In 2001 I
learned a valuable lesson that many men struggle with and resist, including me.
It was 20 minutes to midnight and time was running out. I was “on the carpet”
and had worked myself into a bind with no apparent way out and was struggling,
tired, confused and at a loss for what to do next. It never occurred to me that
the way to address the situation was a simple act—a choice so easy, yet hidden
in a blind spot created by years of pride, insecurity, emotional isolation,
self-doubt and shame.
When it finally occurred
to me that all I had to do was “ask for help”, the emotional floodgates opened.
It was in that moment that I had the realization that I was worthy of receiving
help from someone else. Learning to ask for help was a valuable lesson that has
served me well since then, especially recently.
Two months ago in
mid-March, I left the gym short of breath after a workout. By the time I
reached the car, my chest was squeezing tightly. I thought, “What’s going on? I
can’t breathe. Maybe it will go away. I’ll just lie down until it passes.” I
opened the back door, sat on the edge of the seat and leaned back. “No. Don’t
lie down. Go back inside and ask for help—NOW!”
Whether it was my
intuition or a guardian angel that guided me, the lesson I learned 20 years ago
prompted me to ask for help—and saved my life. The EMTs arrived within minutes.
I lost consciousness, was paddled twice on the ride and woke up eight hours
later in the ICU.
Heart disease is the
leading cause of death for men in the U.S., and half of those that died
suddenly exhibited no previous symptoms. Luckily, I lived. Historically, men
are markedly slow to consult doctors and notoriously resistant to ask for help.
Let my lesson be a wakeup call for everyone, and especially for men. Reaching
out and asking for help is a decisive and courageous act of self-love—especially
when it concerns your health.
I was lucky to be in the
right place at the right time on that day in March, and I’m grateful to still

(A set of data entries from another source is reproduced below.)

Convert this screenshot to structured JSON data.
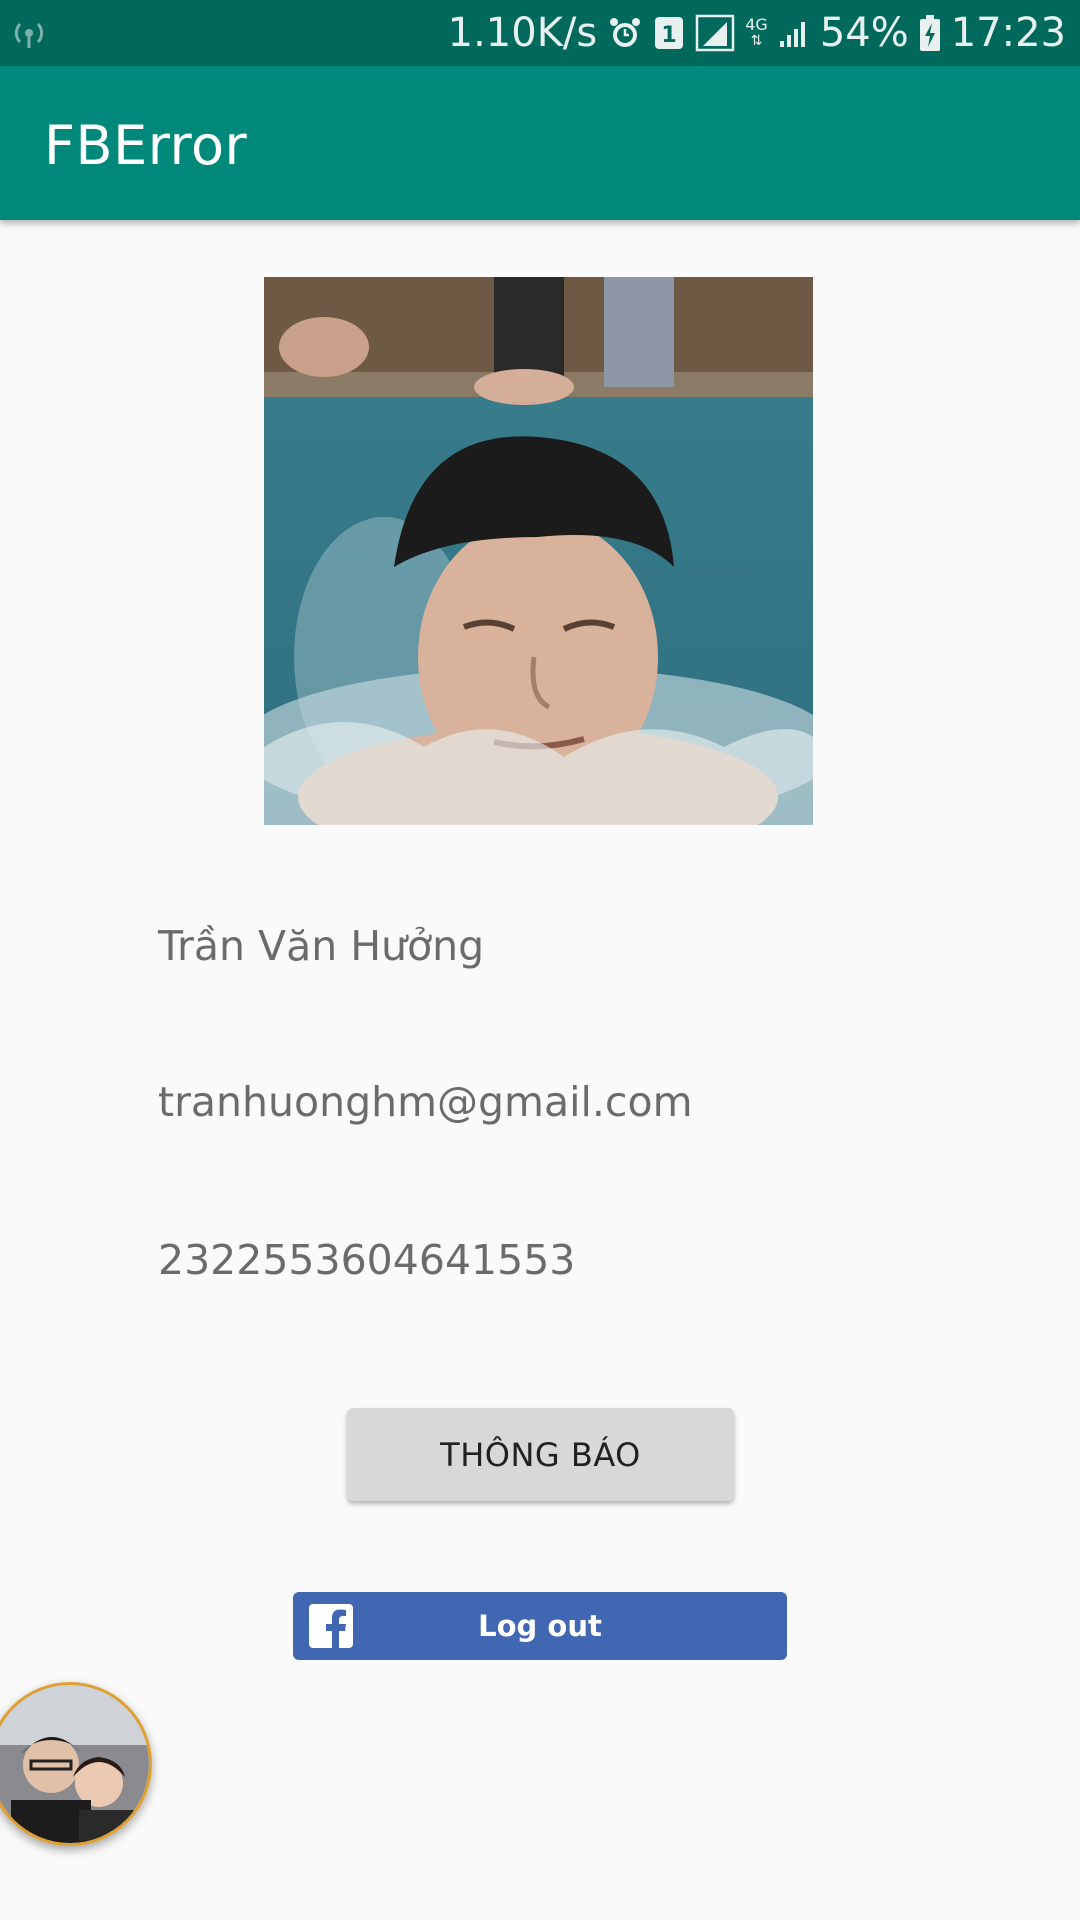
{
  "status_bar": {
    "net_speed": "1.10K/s",
    "sim_badge": "1",
    "network_type": "4G",
    "battery": "54%",
    "time": "17:23",
    "icons": [
      "signal-wifi-icon",
      "alarm-icon",
      "sim-icon",
      "signal-icon",
      "4g-icon",
      "signal-icon",
      "battery-charging-icon"
    ]
  },
  "app_bar": {
    "title": "FBError"
  },
  "profile": {
    "photo": "profile-photo",
    "name": "Trần Văn Hưởng",
    "email": "tranhuonghm@gmail.com",
    "id": "2322553604641553"
  },
  "actions": {
    "notify_label": "THÔNG BÁO",
    "logout_label": "Log out"
  },
  "colors": {
    "status_bar": "#00695c",
    "app_bar": "#00897b",
    "facebook_blue": "#4267b2",
    "background": "#fafafa"
  }
}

be here because I chose to ask for help in my time of need. I’m doing well and
recovering nicely as I continue to share the journey with you to feel good,
live simply and laugh more.